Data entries
◆ ◆ ◆ ◆ ◆

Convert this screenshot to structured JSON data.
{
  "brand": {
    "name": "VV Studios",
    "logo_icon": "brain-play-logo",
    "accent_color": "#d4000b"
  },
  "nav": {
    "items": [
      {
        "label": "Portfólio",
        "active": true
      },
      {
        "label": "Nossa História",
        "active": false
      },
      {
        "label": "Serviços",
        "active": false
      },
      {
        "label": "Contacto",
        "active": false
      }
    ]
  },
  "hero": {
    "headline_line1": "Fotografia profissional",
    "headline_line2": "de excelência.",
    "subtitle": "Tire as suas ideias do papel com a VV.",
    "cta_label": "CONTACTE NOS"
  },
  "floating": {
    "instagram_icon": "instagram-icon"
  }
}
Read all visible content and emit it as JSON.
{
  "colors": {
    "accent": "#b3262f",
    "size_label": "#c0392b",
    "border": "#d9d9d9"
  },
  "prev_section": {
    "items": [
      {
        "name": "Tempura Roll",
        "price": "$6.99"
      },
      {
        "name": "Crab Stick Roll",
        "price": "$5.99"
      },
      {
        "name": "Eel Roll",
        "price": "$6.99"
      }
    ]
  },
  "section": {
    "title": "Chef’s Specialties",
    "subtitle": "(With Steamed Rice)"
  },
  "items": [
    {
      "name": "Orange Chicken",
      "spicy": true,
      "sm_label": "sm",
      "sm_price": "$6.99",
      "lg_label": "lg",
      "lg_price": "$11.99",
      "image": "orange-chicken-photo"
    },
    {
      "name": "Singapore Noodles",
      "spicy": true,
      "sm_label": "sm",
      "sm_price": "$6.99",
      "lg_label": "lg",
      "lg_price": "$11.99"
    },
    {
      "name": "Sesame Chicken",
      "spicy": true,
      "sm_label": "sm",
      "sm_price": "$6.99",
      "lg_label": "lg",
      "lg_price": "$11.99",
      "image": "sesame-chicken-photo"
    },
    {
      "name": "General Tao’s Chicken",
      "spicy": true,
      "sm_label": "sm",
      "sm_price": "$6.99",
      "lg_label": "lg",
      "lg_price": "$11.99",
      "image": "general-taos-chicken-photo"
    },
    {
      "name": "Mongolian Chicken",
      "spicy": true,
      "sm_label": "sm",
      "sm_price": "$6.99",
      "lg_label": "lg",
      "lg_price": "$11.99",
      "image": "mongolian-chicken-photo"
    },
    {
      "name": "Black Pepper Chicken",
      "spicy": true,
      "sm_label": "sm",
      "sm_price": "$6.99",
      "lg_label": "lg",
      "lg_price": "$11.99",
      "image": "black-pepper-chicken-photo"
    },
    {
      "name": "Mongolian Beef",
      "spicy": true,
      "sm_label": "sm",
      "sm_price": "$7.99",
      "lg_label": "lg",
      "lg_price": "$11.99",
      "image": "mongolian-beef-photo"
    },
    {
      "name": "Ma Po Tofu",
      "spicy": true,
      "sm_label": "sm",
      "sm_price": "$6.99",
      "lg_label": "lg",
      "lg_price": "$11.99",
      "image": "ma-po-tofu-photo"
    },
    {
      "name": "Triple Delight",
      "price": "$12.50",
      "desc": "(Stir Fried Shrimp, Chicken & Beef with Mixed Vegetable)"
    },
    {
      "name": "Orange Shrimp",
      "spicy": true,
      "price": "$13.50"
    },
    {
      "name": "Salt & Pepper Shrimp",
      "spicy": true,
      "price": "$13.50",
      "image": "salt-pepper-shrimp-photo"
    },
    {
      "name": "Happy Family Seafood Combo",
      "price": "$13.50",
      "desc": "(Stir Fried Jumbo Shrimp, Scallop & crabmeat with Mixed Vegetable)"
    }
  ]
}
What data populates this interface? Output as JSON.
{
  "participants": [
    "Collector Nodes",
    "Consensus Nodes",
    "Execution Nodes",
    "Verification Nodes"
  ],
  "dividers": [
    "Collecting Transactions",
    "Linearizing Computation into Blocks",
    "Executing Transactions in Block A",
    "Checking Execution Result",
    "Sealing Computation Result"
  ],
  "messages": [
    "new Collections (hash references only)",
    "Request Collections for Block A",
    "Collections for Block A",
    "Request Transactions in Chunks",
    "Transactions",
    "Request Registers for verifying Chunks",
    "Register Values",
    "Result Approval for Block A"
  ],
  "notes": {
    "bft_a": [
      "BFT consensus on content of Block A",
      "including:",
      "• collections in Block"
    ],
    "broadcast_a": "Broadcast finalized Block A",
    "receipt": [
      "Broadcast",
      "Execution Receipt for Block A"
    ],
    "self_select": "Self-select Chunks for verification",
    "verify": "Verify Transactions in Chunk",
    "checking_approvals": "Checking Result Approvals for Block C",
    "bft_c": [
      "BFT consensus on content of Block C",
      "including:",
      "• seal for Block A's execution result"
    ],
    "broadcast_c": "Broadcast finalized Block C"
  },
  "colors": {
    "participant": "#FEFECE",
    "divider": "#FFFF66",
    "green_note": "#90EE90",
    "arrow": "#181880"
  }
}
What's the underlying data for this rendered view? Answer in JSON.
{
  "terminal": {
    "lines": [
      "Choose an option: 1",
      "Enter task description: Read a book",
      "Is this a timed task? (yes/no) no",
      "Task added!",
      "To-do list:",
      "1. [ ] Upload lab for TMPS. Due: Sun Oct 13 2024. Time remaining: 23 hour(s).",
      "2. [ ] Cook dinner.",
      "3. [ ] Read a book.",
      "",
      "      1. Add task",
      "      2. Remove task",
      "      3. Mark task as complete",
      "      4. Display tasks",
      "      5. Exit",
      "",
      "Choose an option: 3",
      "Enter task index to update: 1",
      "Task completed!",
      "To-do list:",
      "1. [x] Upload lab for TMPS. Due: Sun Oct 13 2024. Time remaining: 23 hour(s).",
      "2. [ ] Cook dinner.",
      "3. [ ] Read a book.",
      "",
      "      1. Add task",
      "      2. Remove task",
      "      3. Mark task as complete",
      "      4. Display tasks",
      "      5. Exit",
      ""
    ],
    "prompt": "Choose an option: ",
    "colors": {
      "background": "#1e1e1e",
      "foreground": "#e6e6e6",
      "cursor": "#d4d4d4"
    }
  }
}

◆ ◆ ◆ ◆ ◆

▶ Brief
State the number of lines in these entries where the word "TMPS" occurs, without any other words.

▶ Response area
2